Copy out every record exactly.

RECORDS FOR THIS EXERCISE below:

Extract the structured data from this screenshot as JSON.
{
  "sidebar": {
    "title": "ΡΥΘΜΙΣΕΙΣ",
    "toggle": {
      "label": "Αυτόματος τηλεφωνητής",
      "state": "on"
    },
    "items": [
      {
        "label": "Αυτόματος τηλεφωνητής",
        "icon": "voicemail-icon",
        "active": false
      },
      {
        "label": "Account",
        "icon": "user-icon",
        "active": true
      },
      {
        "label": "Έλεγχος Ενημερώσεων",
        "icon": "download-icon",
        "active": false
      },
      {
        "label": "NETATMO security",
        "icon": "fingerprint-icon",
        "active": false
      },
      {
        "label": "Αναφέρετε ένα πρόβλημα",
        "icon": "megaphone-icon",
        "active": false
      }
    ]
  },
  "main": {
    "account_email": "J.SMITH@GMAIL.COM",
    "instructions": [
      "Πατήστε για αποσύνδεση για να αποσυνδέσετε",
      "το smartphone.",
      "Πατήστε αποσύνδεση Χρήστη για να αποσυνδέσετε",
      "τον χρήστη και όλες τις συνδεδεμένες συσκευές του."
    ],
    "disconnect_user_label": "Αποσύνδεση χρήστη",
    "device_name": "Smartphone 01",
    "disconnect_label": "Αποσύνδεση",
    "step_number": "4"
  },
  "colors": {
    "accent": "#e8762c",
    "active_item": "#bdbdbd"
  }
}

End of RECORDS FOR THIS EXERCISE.

RESPONSE
Extract the structured data from this screenshot as JSON.
{
  "sidebar": {
    "title": "ΡΥΘΜΙΣΕΙΣ",
    "toggle": {
      "label": "Αυτόματος τηλεφωνητής",
      "state": "on"
    },
    "items": [
      {
        "label": "Αυτόματος τηλεφωνητής",
        "icon": "voicemail-icon",
        "active": false
      },
      {
        "label": "Account",
        "icon": "user-icon",
        "active": true
      },
      {
        "label": "Έλεγχος Ενημερώσεων",
        "icon": "download-icon",
        "active": false
      },
      {
        "label": "NETATMO security",
        "icon": "fingerprint-icon",
        "active": false
      },
      {
        "label": "Αναφέρετε ένα πρόβλημα",
        "icon": "megaphone-icon",
        "active": false
      }
    ]
  },
  "main": {
    "account_email": "J.SMITH@GMAIL.COM",
    "instructions": [
      "Πατήστε για αποσύνδεση για να αποσυνδέσετε",
      "το smartphone.",
      "Πατήστε αποσύνδεση Χρήστη για να αποσυνδέσετε",
      "τον χρήστη και όλες τις συνδεδεμένες συσκευές του."
    ],
    "disconnect_user_label": "Αποσύνδεση χρήστη",
    "device_name": "Smartphone 01",
    "disconnect_label": "Αποσύνδεση",
    "step_number": "4"
  },
  "colors": {
    "accent": "#e8762c",
    "active_item": "#bdbdbd"
  }
}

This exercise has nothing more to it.